The task | Word for word, the data below must be repeated in full; no picture is to be included.

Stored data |
*** Begin section ***
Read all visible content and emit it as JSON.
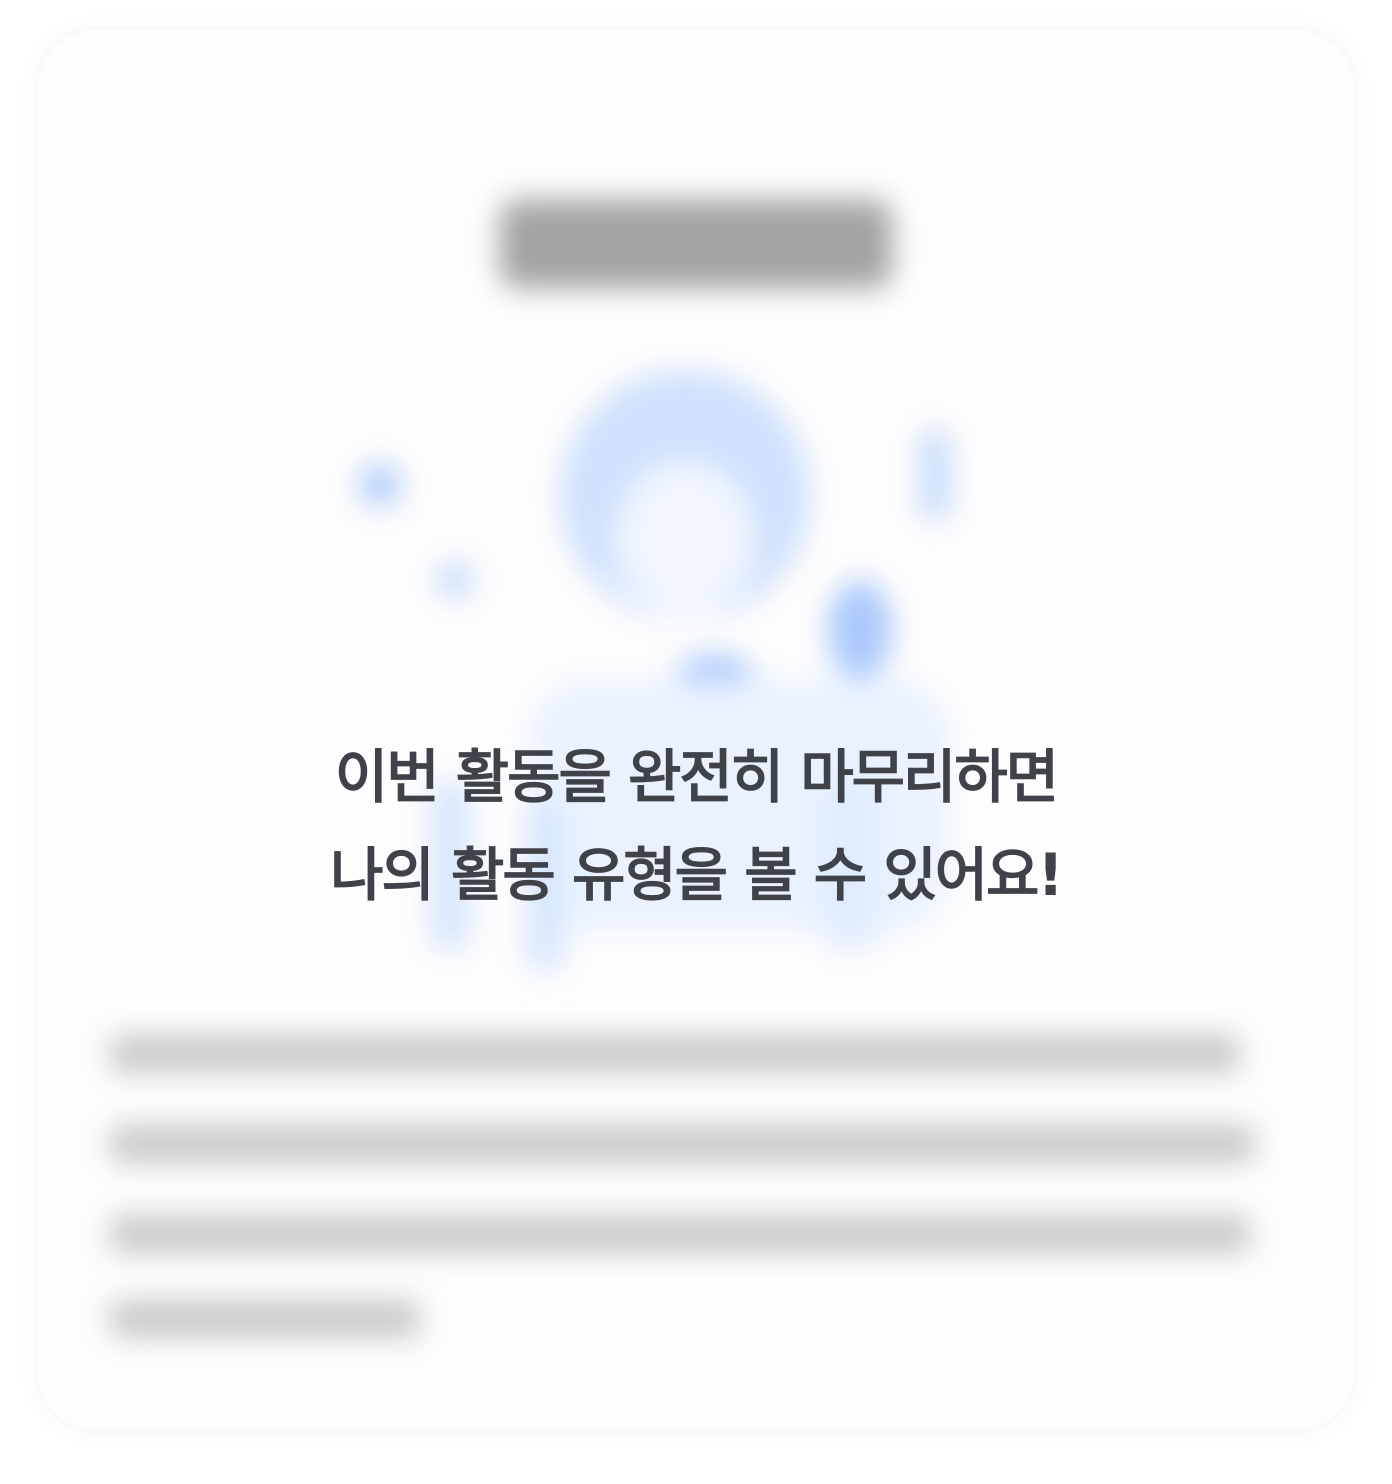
{
  "overlay": {
    "line1": "이번 활동을 완전히 마무리하면",
    "line2": "나의 활동 유형을 볼 수 있어요!"
  },
  "colors": {
    "text": "#3f4349",
    "illustration_blue": "#a9c8fb",
    "card_background": "#fdfdfd"
  }
}
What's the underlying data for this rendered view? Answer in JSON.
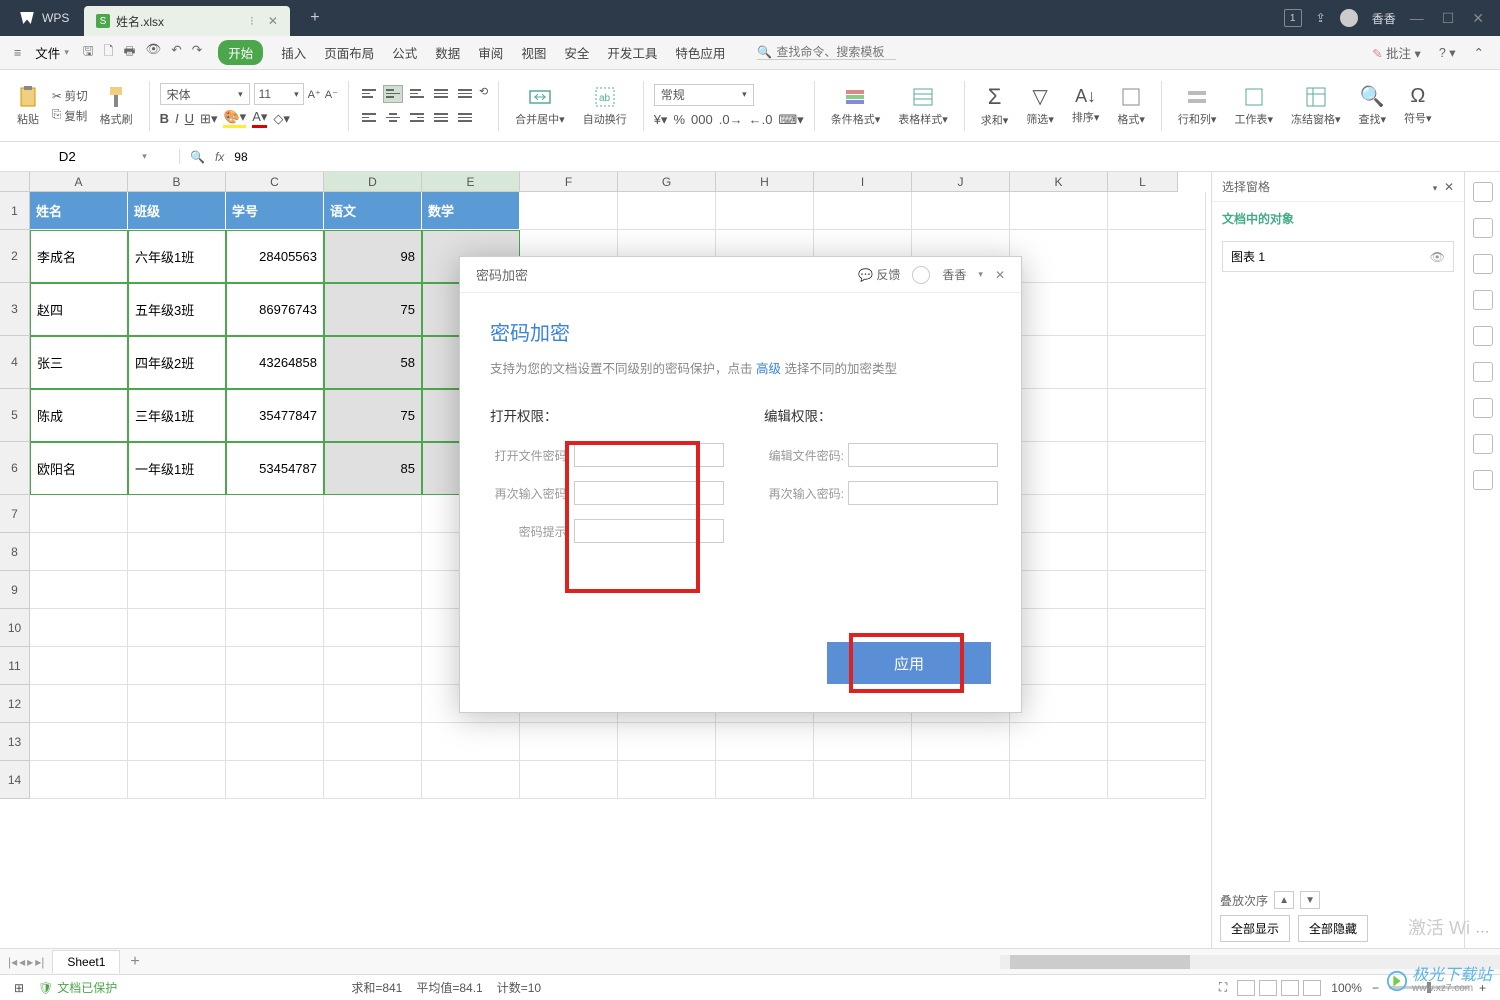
{
  "titlebar": {
    "app": "WPS",
    "filename": "姓名.xlsx",
    "user": "香香"
  },
  "menu": {
    "file": "文件",
    "tabs": [
      "开始",
      "插入",
      "页面布局",
      "公式",
      "数据",
      "审阅",
      "视图",
      "安全",
      "开发工具",
      "特色应用"
    ],
    "search_ph": "查找命令、搜索模板",
    "annotate": "批注"
  },
  "ribbon": {
    "paste": "粘贴",
    "cut": "剪切",
    "copy": "复制",
    "formatbrush": "格式刷",
    "font": "宋体",
    "size": "11",
    "merge": "合并居中",
    "wrap": "自动换行",
    "numfmt": "常规",
    "condfmt": "条件格式",
    "tablestyle": "表格样式",
    "sum": "求和",
    "filter": "筛选",
    "sort": "排序",
    "format": "格式",
    "rowcol": "行和列",
    "sheet": "工作表",
    "freeze": "冻结窗格",
    "find": "查找",
    "symbol": "符号"
  },
  "formula": {
    "cell": "D2",
    "value": "98"
  },
  "columns": [
    "A",
    "B",
    "C",
    "D",
    "E",
    "F",
    "G",
    "H",
    "I",
    "J",
    "K",
    "L"
  ],
  "table": {
    "headers": [
      "姓名",
      "班级",
      "学号",
      "语文",
      "数学"
    ],
    "rows": [
      [
        "李成名",
        "六年级1班",
        "28405563",
        "98",
        ""
      ],
      [
        "赵四",
        "五年级3班",
        "86976743",
        "75",
        ""
      ],
      [
        "张三",
        "四年级2班",
        "43264858",
        "58",
        ""
      ],
      [
        "陈成",
        "三年级1班",
        "35477847",
        "75",
        ""
      ],
      [
        "欧阳名",
        "一年级1班",
        "53454787",
        "85",
        ""
      ]
    ]
  },
  "sheettab": "Sheet1",
  "sidepanel": {
    "pane": "选择窗格",
    "doc_objs": "文档中的对象",
    "item": "图表 1",
    "stack": "叠放次序",
    "showall": "全部显示",
    "hideall": "全部隐藏"
  },
  "status": {
    "protected": "文档已保护",
    "sum": "求和=841",
    "avg": "平均值=84.1",
    "count": "计数=10",
    "zoom": "100%"
  },
  "dialog": {
    "title": "密码加密",
    "feedback": "反馈",
    "user": "香香",
    "heading": "密码加密",
    "sub_a": "支持为您的文档设置不同级别的密码保护，点击 ",
    "sub_link": "高级",
    "sub_b": " 选择不同的加密类型",
    "open_perm": "打开权限：",
    "edit_perm": "编辑权限：",
    "open_pwd": "打开文件密码:",
    "edit_pwd": "编辑文件密码:",
    "repeat": "再次输入密码:",
    "hint": "密码提示:",
    "apply": "应用"
  },
  "watermark": "极光下载站",
  "watermark_url": "www.xz7.com",
  "activate": "激活 Wi"
}
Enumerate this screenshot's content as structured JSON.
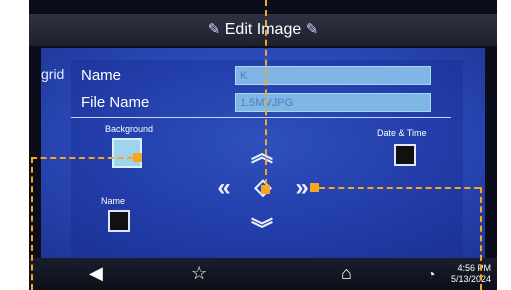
{
  "title": "Edit Image",
  "grid_label": "grid",
  "fields": [
    {
      "label": "Name",
      "value": "K"
    },
    {
      "label": "File Name",
      "value": "1.5MVJPG"
    }
  ],
  "options": {
    "background_label": "Background",
    "date_time_label": "Date & Time",
    "name_label": "Name"
  },
  "clock": {
    "time": "4:56 PM",
    "date": "5/13/2024"
  },
  "icons": {
    "pencil": "pencil-icon",
    "back": "back-icon",
    "favorite": "star-icon",
    "home": "home-icon",
    "wifi": "wifi-icon"
  },
  "colors": {
    "accent": "#f5a623",
    "panel": "#2a49b8"
  }
}
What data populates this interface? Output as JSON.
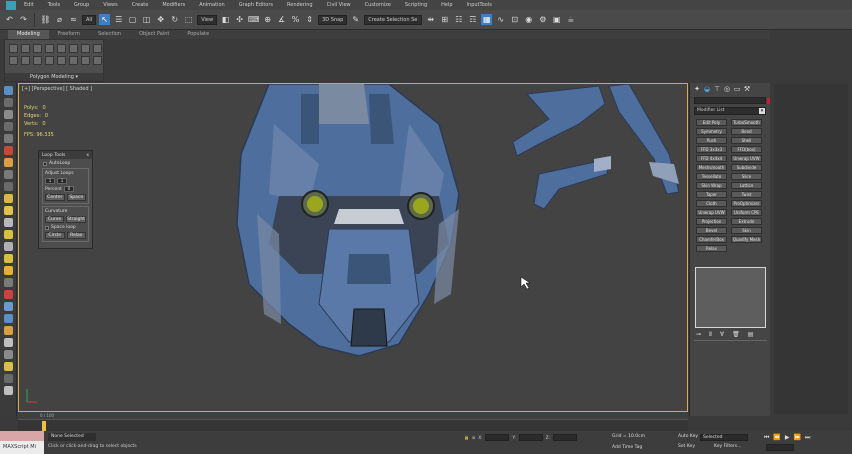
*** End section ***
Exercise solution |
Read all visible content and emit it as JSON.
{
  "overlay": {
    "line1": "이번 활동을 완전히 마무리하면",
    "line2": "나의 활동 유형을 볼 수 있어요!"
  },
  "colors": {
    "text": "#3f4349",
    "illustration_blue": "#a9c8fb",
    "card_background": "#fdfdfd"
  }
}
What's the underlying data for this rendered view? Answer in JSON.
{
  "titlebar": {
    "app": "WPS",
    "filename": "姓名.xlsx",
    "user": "香香"
  },
  "menu": {
    "file": "文件",
    "tabs": [
      "开始",
      "插入",
      "页面布局",
      "公式",
      "数据",
      "审阅",
      "视图",
      "安全",
      "开发工具",
      "特色应用"
    ],
    "search_ph": "查找命令、搜索模板",
    "annotate": "批注"
  },
  "ribbon": {
    "paste": "粘贴",
    "cut": "剪切",
    "copy": "复制",
    "formatbrush": "格式刷",
    "font": "宋体",
    "size": "11",
    "merge": "合并居中",
    "wrap": "自动换行",
    "numfmt": "常规",
    "condfmt": "条件格式",
    "tablestyle": "表格样式",
    "sum": "求和",
    "filter": "筛选",
    "sort": "排序",
    "format": "格式",
    "rowcol": "行和列",
    "sheet": "工作表",
    "freeze": "冻结窗格",
    "find": "查找",
    "symbol": "符号"
  },
  "formula": {
    "cell": "D2",
    "value": "98"
  },
  "columns": [
    "A",
    "B",
    "C",
    "D",
    "E",
    "F",
    "G",
    "H",
    "I",
    "J",
    "K",
    "L"
  ],
  "table": {
    "headers": [
      "姓名",
      "班级",
      "学号",
      "语文",
      "数学"
    ],
    "rows": [
      [
        "李成名",
        "六年级1班",
        "28405563",
        "98",
        ""
      ],
      [
        "赵四",
        "五年级3班",
        "86976743",
        "75",
        ""
      ],
      [
        "张三",
        "四年级2班",
        "43264858",
        "58",
        ""
      ],
      [
        "陈成",
        "三年级1班",
        "35477847",
        "75",
        ""
      ],
      [
        "欧阳名",
        "一年级1班",
        "53454787",
        "85",
        ""
      ]
    ]
  },
  "sheettab": "Sheet1",
  "sidepanel": {
    "pane": "选择窗格",
    "doc_objs": "文档中的对象",
    "item": "图表 1",
    "stack": "叠放次序",
    "showall": "全部显示",
    "hideall": "全部隐藏"
  },
  "status": {
    "protected": "文档已保护",
    "sum": "求和=841",
    "avg": "平均值=84.1",
    "count": "计数=10",
    "zoom": "100%"
  },
  "dialog": {
    "title": "密码加密",
    "feedback": "反馈",
    "user": "香香",
    "heading": "密码加密",
    "sub_a": "支持为您的文档设置不同级别的密码保护，点击 ",
    "sub_link": "高级",
    "sub_b": " 选择不同的加密类型",
    "open_perm": "打开权限：",
    "edit_perm": "编辑权限：",
    "open_pwd": "打开文件密码:",
    "edit_pwd": "编辑文件密码:",
    "repeat": "再次输入密码:",
    "hint": "密码提示:",
    "apply": "应用"
  },
  "watermark": "极光下载站",
  "watermark_url": "www.xz7.com",
  "activate": "激活 Wi"
}
Enumerate this screenshot's content as structured JSON.
{
  "title": "Edit Image",
  "grid_label": "grid",
  "fields": [
    {
      "label": "Name",
      "value": "K"
    },
    {
      "label": "File Name",
      "value": "1.5MVJPG"
    }
  ],
  "options": {
    "background_label": "Background",
    "date_time_label": "Date & Time",
    "name_label": "Name"
  },
  "clock": {
    "time": "4:56 PM",
    "date": "5/13/2024"
  },
  "icons": {
    "pencil": "pencil-icon",
    "back": "back-icon",
    "favorite": "star-icon",
    "home": "home-icon",
    "wifi": "wifi-icon"
  },
  "colors": {
    "accent": "#f5a623",
    "panel": "#2a49b8"
  }
}
What data populates this interface? Output as JSON.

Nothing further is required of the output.